PROMPT
Print, exactly and without pictures, the lines from the one where "Convert this screenshot" appears down to the end of the entries.

<<<<

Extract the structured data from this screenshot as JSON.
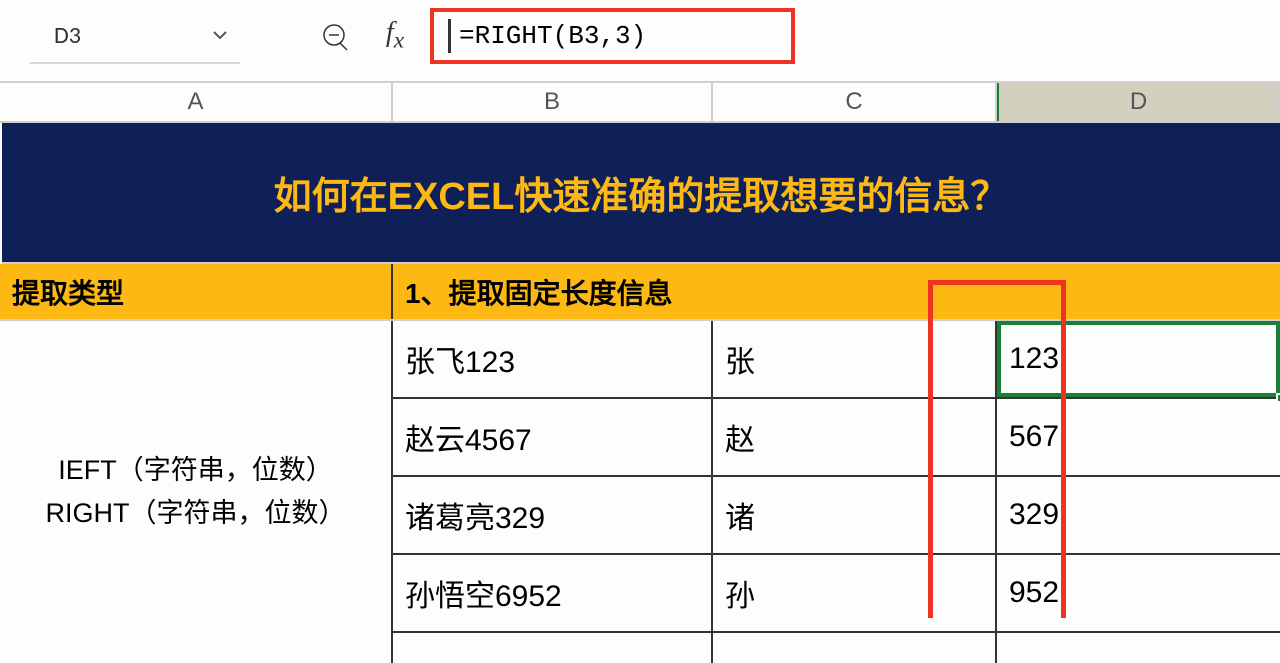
{
  "namebox": "D3",
  "formula": "=RIGHT(B3,3)",
  "columns": {
    "A": "A",
    "B": "B",
    "C": "C",
    "D": "D"
  },
  "title": "如何在EXCEL快速准确的提取想要的信息？",
  "yellow": {
    "left": "提取类型",
    "right": "1、提取固定长度信息"
  },
  "leftcol": {
    "line1": "IEFT（字符串，位数）",
    "line2": "RIGHT（字符串，位数）"
  },
  "rows": [
    {
      "b": "张飞123",
      "c": "张",
      "d": "123"
    },
    {
      "b": "赵云4567",
      "c": "赵",
      "d": "567"
    },
    {
      "b": "诸葛亮329",
      "c": "诸",
      "d": "329"
    },
    {
      "b": "孙悟空6952",
      "c": "孙",
      "d": "952"
    }
  ]
}
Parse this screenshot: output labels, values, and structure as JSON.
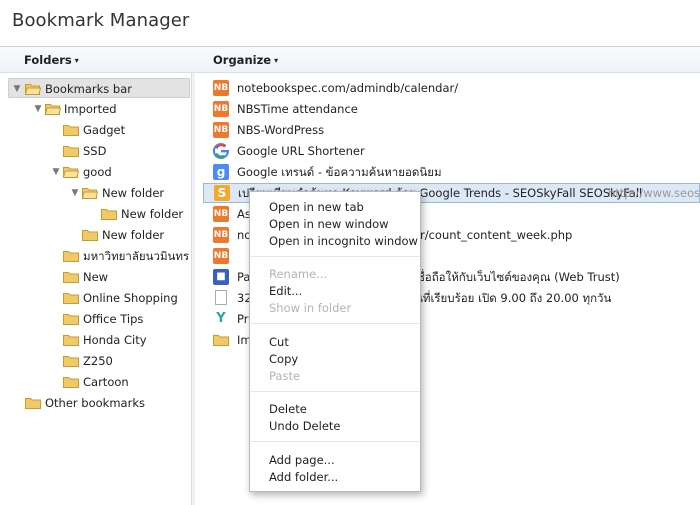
{
  "app": {
    "title": "Bookmark Manager"
  },
  "header": {
    "folders_label": "Folders",
    "organize_label": "Organize",
    "caret": "▾"
  },
  "tree": [
    {
      "label": "Bookmarks bar",
      "selected": true,
      "expanded": true
    },
    {
      "label": "Imported",
      "expanded": true
    },
    {
      "label": "Gadget"
    },
    {
      "label": "SSD"
    },
    {
      "label": "good",
      "expanded": true
    },
    {
      "label": "New folder",
      "expanded": true
    },
    {
      "label": "New folder"
    },
    {
      "label": "New folder"
    },
    {
      "label": "มหาวิทยาลัยนวมินทราธิ"
    },
    {
      "label": "New"
    },
    {
      "label": "Online Shopping"
    },
    {
      "label": "Office Tips"
    },
    {
      "label": "Honda City"
    },
    {
      "label": "Z250"
    },
    {
      "label": "Cartoon"
    },
    {
      "label": "Other bookmarks"
    }
  ],
  "items": [
    {
      "icon": "nb-favicon",
      "label": "notebookspec.com/admindb/calendar/"
    },
    {
      "icon": "nb-favicon",
      "label": "NBSTime attendance"
    },
    {
      "icon": "nb-favicon",
      "label": "NBS-WordPress"
    },
    {
      "icon": "google-favicon",
      "label": "Google URL Shortener"
    },
    {
      "icon": "google-plus-favicon",
      "label": "Google เทรนด์ - ข้อความค้นหายอดนิยม"
    },
    {
      "icon": "seoskyfall-favicon",
      "label": "เปรียบเทียบคำค้นหา Keyword ด้วย Google Trends - SEOSkyFall SEOSkyFall",
      "url": "http://www.seosky",
      "selected": true
    },
    {
      "icon": "nb-favicon",
      "label": "Asr"
    },
    {
      "icon": "nb-favicon",
      "label": "not",
      "tail": "r/count_content_week.php"
    },
    {
      "icon": "nb-favicon",
      "label": ""
    },
    {
      "icon": "blue-square-favicon",
      "label": "Paw",
      "tail": "ชื่อถือให้กับเว็บไซต์ของคุณ (Web Trust)"
    },
    {
      "icon": "page-favicon",
      "label": "320",
      "tail": "นที่เรียบร้อย เปิด 9.00 ถึง 20.00 ทุกวัน"
    },
    {
      "icon": "y-favicon",
      "label": "Pro"
    },
    {
      "icon": "folder-icon",
      "label": "Imp"
    }
  ],
  "context_menu": {
    "items": [
      {
        "label": "Open in new tab",
        "enabled": true
      },
      {
        "label": "Open in new window",
        "enabled": true
      },
      {
        "label": "Open in incognito window",
        "enabled": true
      },
      {
        "label": "Rename...",
        "enabled": false
      },
      {
        "label": "Edit...",
        "enabled": true
      },
      {
        "label": "Show in folder",
        "enabled": false
      },
      {
        "label": "Cut",
        "enabled": true
      },
      {
        "label": "Copy",
        "enabled": true
      },
      {
        "label": "Paste",
        "enabled": false
      },
      {
        "label": "Delete",
        "enabled": true
      },
      {
        "label": "Undo Delete",
        "enabled": true
      },
      {
        "label": "Add page...",
        "enabled": true
      },
      {
        "label": "Add folder...",
        "enabled": true
      }
    ]
  },
  "colors": {
    "folder": "#f2c969",
    "folder_edge": "#c99a2e",
    "accent": "#9eb7da"
  }
}
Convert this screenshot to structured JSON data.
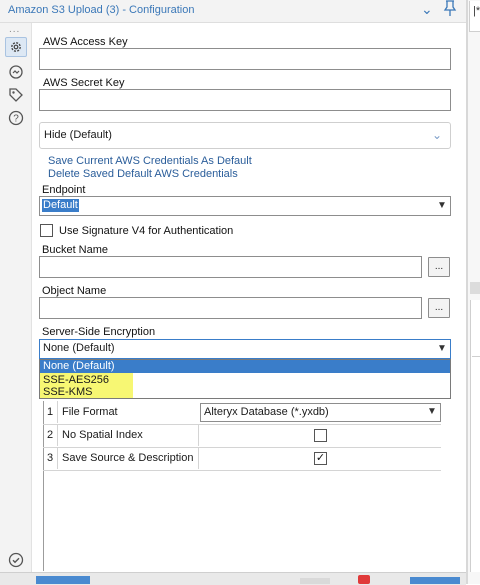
{
  "window": {
    "title": "Amazon S3 Upload (3) - Configuration",
    "pin_icon": "pin-icon",
    "chevron_icon": "chevron-down-icon"
  },
  "rail": {
    "more": "...",
    "icons": [
      "gear-icon",
      "annotation-icon",
      "tag-icon",
      "help-icon",
      "check-circle-icon"
    ]
  },
  "form": {
    "access_key_label": "AWS Access Key",
    "access_key_value": "",
    "secret_key_label": "AWS Secret Key",
    "secret_key_value": "",
    "credentials_mode": "Hide (Default)",
    "save_credentials_link": "Save Current AWS Credentials As Default",
    "delete_credentials_link": "Delete Saved Default AWS Credentials",
    "endpoint_label": "Endpoint",
    "endpoint_value": "Default",
    "sig_v4_label": "Use Signature V4 for Authentication",
    "sig_v4_checked": false,
    "bucket_label": "Bucket Name",
    "bucket_value": "",
    "browse_label": "...",
    "object_label": "Object Name",
    "object_value": "",
    "sse_label": "Server-Side Encryption",
    "sse_value": "None (Default)",
    "sse_options": [
      "None (Default)",
      "SSE-AES256",
      "SSE-KMS"
    ]
  },
  "options_table": {
    "rows": [
      {
        "num": "1",
        "name": "File Format",
        "value": "Alteryx Database (*.yxdb)"
      },
      {
        "num": "2",
        "name": "No Spatial Index",
        "checked": false
      },
      {
        "num": "3",
        "name": "Save Source & Description",
        "checked": true
      }
    ]
  },
  "colors": {
    "accent": "#3a7dc9",
    "link": "#2a5d9a",
    "highlight": "#f6f65a"
  }
}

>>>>

SOLUTION TO THE EXERCISE
Convert this screenshot to structured JSON data.
{
  "window": {
    "title": "Amazon S3 Upload (3) - Configuration",
    "pin_icon": "pin-icon",
    "chevron_icon": "chevron-down-icon"
  },
  "rail": {
    "more": "...",
    "icons": [
      "gear-icon",
      "annotation-icon",
      "tag-icon",
      "help-icon",
      "check-circle-icon"
    ]
  },
  "form": {
    "access_key_label": "AWS Access Key",
    "access_key_value": "",
    "secret_key_label": "AWS Secret Key",
    "secret_key_value": "",
    "credentials_mode": "Hide (Default)",
    "save_credentials_link": "Save Current AWS Credentials As Default",
    "delete_credentials_link": "Delete Saved Default AWS Credentials",
    "endpoint_label": "Endpoint",
    "endpoint_value": "Default",
    "sig_v4_label": "Use Signature V4 for Authentication",
    "sig_v4_checked": false,
    "bucket_label": "Bucket Name",
    "bucket_value": "",
    "browse_label": "...",
    "object_label": "Object Name",
    "object_value": "",
    "sse_label": "Server-Side Encryption",
    "sse_value": "None (Default)",
    "sse_options": [
      "None (Default)",
      "SSE-AES256",
      "SSE-KMS"
    ]
  },
  "options_table": {
    "rows": [
      {
        "num": "1",
        "name": "File Format",
        "value": "Alteryx Database (*.yxdb)"
      },
      {
        "num": "2",
        "name": "No Spatial Index",
        "checked": false
      },
      {
        "num": "3",
        "name": "Save Source & Description",
        "checked": true
      }
    ]
  },
  "colors": {
    "accent": "#3a7dc9",
    "link": "#2a5d9a",
    "highlight": "#f6f65a"
  }
}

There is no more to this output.